The Tattie holidays had arrived and a family holiday abroad was planned with relaxation, poolside beers and easy living the activities I was looking forward too. Arriving in Lanzarote on the Thursday and we were greeted, not by a Sahara like heat wave but by a more familiar pattern of showers and rain! I‘m sure the island was just trying to make us feel welcome!
The weather soon changed and over the next few days the winds swung round to a easterly and the effects of the wind coming straight off the Sahara meant sweltering temperatures as the “Calima “ took old. Midday highs of 34 degrees resulted in the swimming pool being used frequently and air conditioning systems being fired up to enable a good nights sleep. Walking seems to occur more often on holiday for me (not mountain walking but just walking!). No car and an urge to explore see leg work activity increase in general terms. In Puerto there are cracking beaches and the old harbour area is a cracking area to explore, but always on the horizon to the South West are the Ajache Mountains. These provided a grand composition when experiencing the Lanzarote sunsets but also got me thinking about a small excursion. Relaxing and pool dipping was definitely happening but the inner chimp was starting to tell me I needed to get up a hill!
A rekey walk to Puerto Calero saw my mind made up and a few days later I hired a MTB with the aim of exploring these Ajache Mountains. The Calima was still blowing so I set off just before sunrise and reached the harbour and start of the trail just as the sun was rising above the Atlantic, creating a beam of light which picked out the fishing boats which were scurrying to and fro. Puerto Calero was reached in no time and I headed onto Quemada. The path was ok but some pushing was required. The landscape here is barren, little vegetation and desert like. On reaching Puerto Quemada, I felt like I was entering the wild west (hence the tongue in cheek music in the video!). Not a soul was seen and the wind blew a long closed derelict restaurants shutters with a squeak.

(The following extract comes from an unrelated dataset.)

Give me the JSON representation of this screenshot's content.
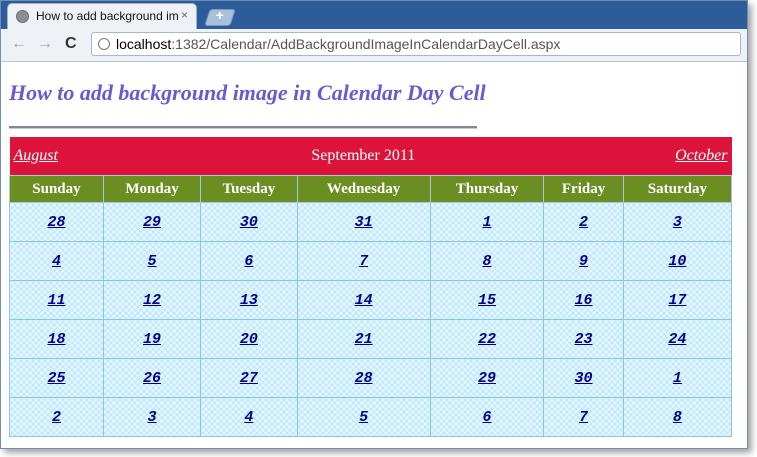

I didn’t stop long.
A rekey walk to Puerto Calero saw my mind made up and a few days later I hired a MTB with the aim of exploring these Ajache Mountains.
Upon looking for a trail to take me round the coast a little further, I saw a figure coming down the hillside. A tall gentleman with a BIG back pack. A wild camper I thought. As the illusion drew nearer I could make out a long beard and a man dressed in an old suit with sandals to boot. Hanging from the huge, tatty, rucksack was a plastic bag with empty bottles….
The man approached and his appearance, now clear, suggested a hermits life style. A quick hello to the Englishman and he was off, keen to keep moving it seemed. The first person I had me since Calero.
The footpath rises steeply out of Puerto Quemada so much pushing was being done and I eventually reached an impressive valley with a large black beach. The suns heat was now stinging the back of my neck as I looked down on the beach and, more tellingly over to the steep rise out of the valley on the other side! I was caught in two minds – will I head to the beach for a swim, will I carry on to Playa Blanca or will I head inland and see if I can find a summit.
The latter was chosen and I turned my back on a cooling swim and rode the bike into the desert like Ajache! The landscape had changed slightly, as opposed to barren black lava scapes, the Ajache seemed a little lighter in colour, more sandy-however still barren….A peak was spotted and I made my way along a four by four track (much better for cycling!). Eventually I had to leave the bike and continue on foot making my way towards my chosen peak. The climb was enjoyable and with height a breeze had developed which was very welcome. I felt remote, the landscape looked wild and my Chimp was being fed! Of course it is hard to be in the wild on such a small island and that feeling of remoteness soon left as I made a Bealach and below me stood the village of Femes with a major road passing through! This would provide an easier if less pleasing ascent J
Soon I was scrambling up the final ramparts and amazingly there was more vegetation on the summit than anywhere else on the trip! Perhaps the tops catch more rain or morning dew? The views across the island were amazing and back across the other peaks of the Ajache Hills with the Atlantic beyond. Although not high (I reckon about 500m?) these are cracking and deserted hills, a grand way to leave the hot pot of Puerto Del Carmen and get away from it for a few hours.
Some thoughts and reports from my outdoors activties...